Comparative spatial analysis of species biodiversity and life history evolution in Australian, New Zealand and Antarctic birds

A project co-ordinated through the Institute of Natural Sciences, Massey University, and supervised by James Dale and Mihai Valcu

Project Summary

The term biodiversity typically refers to the concept of diversity of species richness. However, an under-appreciated component of biodiversity is diversity in species life histories. Birds are a highly specious vertebrate taxon (~9800 species) that provides a unique opportunity to gain knowledge about the evolution of life-history traits. First, birds display a phenomenal diversity in terms of body sizes, foraging habits, longevity, migration, sociality, sexual dimorphism, mating strategies, parental care behaviour, coloration, song and breeding displays. Second, there are vast stores of data on avian natural history, morphology, demography and geographic ranges available through decades of dedicated research by a huge numbers of ornithologists. Third, because birds are conspicuous and abundant high trophic feeders, they serve as key indicators for environmental health. Birds offer the most cost-effective system towards understanding global loss of biodiversity, biodiversity hotspots and the effects of climate change. This study will evaluate life history variation in all Australian, New Zealand and Antarctic (ANZA) birds across species and space.

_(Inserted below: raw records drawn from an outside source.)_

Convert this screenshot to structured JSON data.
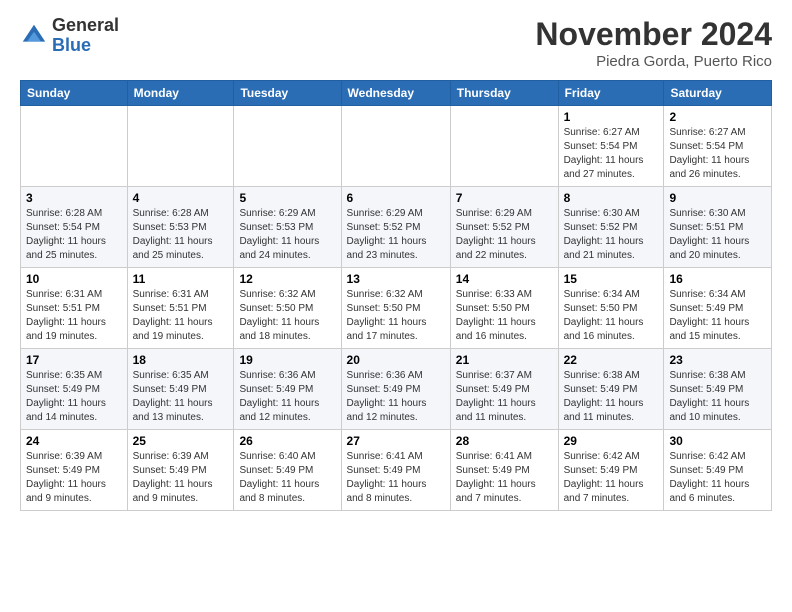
{
  "logo": {
    "general": "General",
    "blue": "Blue"
  },
  "title": "November 2024",
  "subtitle": "Piedra Gorda, Puerto Rico",
  "days_of_week": [
    "Sunday",
    "Monday",
    "Tuesday",
    "Wednesday",
    "Thursday",
    "Friday",
    "Saturday"
  ],
  "weeks": [
    [
      {
        "day": "",
        "info": ""
      },
      {
        "day": "",
        "info": ""
      },
      {
        "day": "",
        "info": ""
      },
      {
        "day": "",
        "info": ""
      },
      {
        "day": "",
        "info": ""
      },
      {
        "day": "1",
        "info": "Sunrise: 6:27 AM\nSunset: 5:54 PM\nDaylight: 11 hours and 27 minutes."
      },
      {
        "day": "2",
        "info": "Sunrise: 6:27 AM\nSunset: 5:54 PM\nDaylight: 11 hours and 26 minutes."
      }
    ],
    [
      {
        "day": "3",
        "info": "Sunrise: 6:28 AM\nSunset: 5:54 PM\nDaylight: 11 hours and 25 minutes."
      },
      {
        "day": "4",
        "info": "Sunrise: 6:28 AM\nSunset: 5:53 PM\nDaylight: 11 hours and 25 minutes."
      },
      {
        "day": "5",
        "info": "Sunrise: 6:29 AM\nSunset: 5:53 PM\nDaylight: 11 hours and 24 minutes."
      },
      {
        "day": "6",
        "info": "Sunrise: 6:29 AM\nSunset: 5:52 PM\nDaylight: 11 hours and 23 minutes."
      },
      {
        "day": "7",
        "info": "Sunrise: 6:29 AM\nSunset: 5:52 PM\nDaylight: 11 hours and 22 minutes."
      },
      {
        "day": "8",
        "info": "Sunrise: 6:30 AM\nSunset: 5:52 PM\nDaylight: 11 hours and 21 minutes."
      },
      {
        "day": "9",
        "info": "Sunrise: 6:30 AM\nSunset: 5:51 PM\nDaylight: 11 hours and 20 minutes."
      }
    ],
    [
      {
        "day": "10",
        "info": "Sunrise: 6:31 AM\nSunset: 5:51 PM\nDaylight: 11 hours and 19 minutes."
      },
      {
        "day": "11",
        "info": "Sunrise: 6:31 AM\nSunset: 5:51 PM\nDaylight: 11 hours and 19 minutes."
      },
      {
        "day": "12",
        "info": "Sunrise: 6:32 AM\nSunset: 5:50 PM\nDaylight: 11 hours and 18 minutes."
      },
      {
        "day": "13",
        "info": "Sunrise: 6:32 AM\nSunset: 5:50 PM\nDaylight: 11 hours and 17 minutes."
      },
      {
        "day": "14",
        "info": "Sunrise: 6:33 AM\nSunset: 5:50 PM\nDaylight: 11 hours and 16 minutes."
      },
      {
        "day": "15",
        "info": "Sunrise: 6:34 AM\nSunset: 5:50 PM\nDaylight: 11 hours and 16 minutes."
      },
      {
        "day": "16",
        "info": "Sunrise: 6:34 AM\nSunset: 5:49 PM\nDaylight: 11 hours and 15 minutes."
      }
    ],
    [
      {
        "day": "17",
        "info": "Sunrise: 6:35 AM\nSunset: 5:49 PM\nDaylight: 11 hours and 14 minutes."
      },
      {
        "day": "18",
        "info": "Sunrise: 6:35 AM\nSunset: 5:49 PM\nDaylight: 11 hours and 13 minutes."
      },
      {
        "day": "19",
        "info": "Sunrise: 6:36 AM\nSunset: 5:49 PM\nDaylight: 11 hours and 12 minutes."
      },
      {
        "day": "20",
        "info": "Sunrise: 6:36 AM\nSunset: 5:49 PM\nDaylight: 11 hours and 12 minutes."
      },
      {
        "day": "21",
        "info": "Sunrise: 6:37 AM\nSunset: 5:49 PM\nDaylight: 11 hours and 11 minutes."
      },
      {
        "day": "22",
        "info": "Sunrise: 6:38 AM\nSunset: 5:49 PM\nDaylight: 11 hours and 11 minutes."
      },
      {
        "day": "23",
        "info": "Sunrise: 6:38 AM\nSunset: 5:49 PM\nDaylight: 11 hours and 10 minutes."
      }
    ],
    [
      {
        "day": "24",
        "info": "Sunrise: 6:39 AM\nSunset: 5:49 PM\nDaylight: 11 hours and 9 minutes."
      },
      {
        "day": "25",
        "info": "Sunrise: 6:39 AM\nSunset: 5:49 PM\nDaylight: 11 hours and 9 minutes."
      },
      {
        "day": "26",
        "info": "Sunrise: 6:40 AM\nSunset: 5:49 PM\nDaylight: 11 hours and 8 minutes."
      },
      {
        "day": "27",
        "info": "Sunrise: 6:41 AM\nSunset: 5:49 PM\nDaylight: 11 hours and 8 minutes."
      },
      {
        "day": "28",
        "info": "Sunrise: 6:41 AM\nSunset: 5:49 PM\nDaylight: 11 hours and 7 minutes."
      },
      {
        "day": "29",
        "info": "Sunrise: 6:42 AM\nSunset: 5:49 PM\nDaylight: 11 hours and 7 minutes."
      },
      {
        "day": "30",
        "info": "Sunrise: 6:42 AM\nSunset: 5:49 PM\nDaylight: 11 hours and 6 minutes."
      }
    ]
  ]
}
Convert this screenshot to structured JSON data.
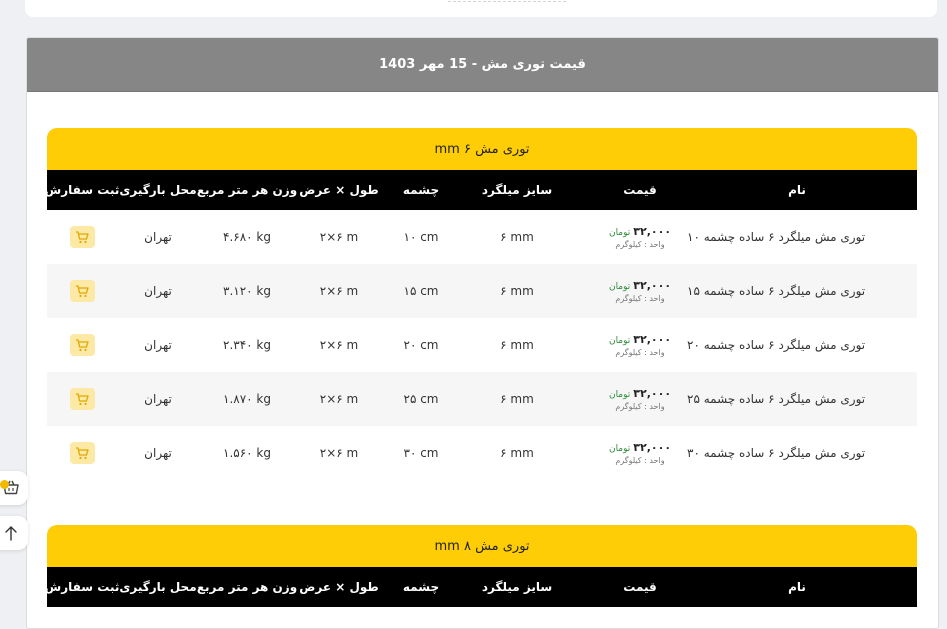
{
  "page_title": "قیمت توری مش - 15 مهر 1403",
  "columns": {
    "name": "نام",
    "price": "قیمت",
    "size": "سایز میلگرد",
    "mesh": "چشمه",
    "dim": "طول × عرض",
    "weight": "وزن هر متر مربع",
    "location": "محل بارگیری",
    "order": "ثبت سفارش"
  },
  "colors": {
    "accent": "#fecd06",
    "header_gray": "#868686",
    "currency_green": "#2e8b3a",
    "cart_bg": "#fde9a6"
  },
  "icons": {
    "cart": "cart-icon",
    "basket": "basket-icon",
    "arrow_up": "arrow-up-icon"
  },
  "tables": [
    {
      "title": "توری مش ۶ mm",
      "rows": [
        {
          "name": "توری مش میلگرد ۶ ساده چشمه ۱۰",
          "price": "۳۲,۰۰۰",
          "currency": "تومان",
          "unit": "واحد : کیلوگرم",
          "size": "۶ mm",
          "mesh": "۱۰ cm",
          "dim": "۲×۶ m",
          "weight": "۴.۶۸۰ kg",
          "location": "تهران"
        },
        {
          "name": "توری مش میلگرد ۶ ساده چشمه ۱۵",
          "price": "۳۲,۰۰۰",
          "currency": "تومان",
          "unit": "واحد : کیلوگرم",
          "size": "۶ mm",
          "mesh": "۱۵ cm",
          "dim": "۲×۶ m",
          "weight": "۳.۱۲۰ kg",
          "location": "تهران"
        },
        {
          "name": "توری مش میلگرد ۶ ساده چشمه ۲۰",
          "price": "۳۲,۰۰۰",
          "currency": "تومان",
          "unit": "واحد : کیلوگرم",
          "size": "۶ mm",
          "mesh": "۲۰ cm",
          "dim": "۲×۶ m",
          "weight": "۲.۳۴۰ kg",
          "location": "تهران"
        },
        {
          "name": "توری مش میلگرد ۶ ساده چشمه ۲۵",
          "price": "۳۲,۰۰۰",
          "currency": "تومان",
          "unit": "واحد : کیلوگرم",
          "size": "۶ mm",
          "mesh": "۲۵ cm",
          "dim": "۲×۶ m",
          "weight": "۱.۸۷۰ kg",
          "location": "تهران"
        },
        {
          "name": "توری مش میلگرد ۶ ساده چشمه ۳۰",
          "price": "۳۲,۰۰۰",
          "currency": "تومان",
          "unit": "واحد : کیلوگرم",
          "size": "۶ mm",
          "mesh": "۳۰ cm",
          "dim": "۲×۶ m",
          "weight": "۱.۵۶۰ kg",
          "location": "تهران"
        }
      ]
    },
    {
      "title": "توری مش ۸ mm",
      "rows": []
    }
  ]
}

Our basic knowledge of the biological characteristics of birds varies hugely on a global geographic scale. Birds from the ANZA region in particular are well described in terms of geographic distribution, morphology and behaviour. However in order to answer questions about the biodiversity of life history strategies, this information needs to be compiled into a database that can be used for hypothesis testing. By uniting vast data resources into a robust theoretical and conceptual framework, this project will provide the raw material for powerful investigations into fundamental ecological and evolutionary questions such as: 1) determining the relationship between variation in basic life history and sexual sexual selection, 2) determining the life-history strategies that pre-dispose birds to adapting to climate change, and 3) determining the relationship between life-history diversity and species diversity.

Figure 1. Stitchbird

Figure 2. Red Wattlebird

 

Figure 3. Fantail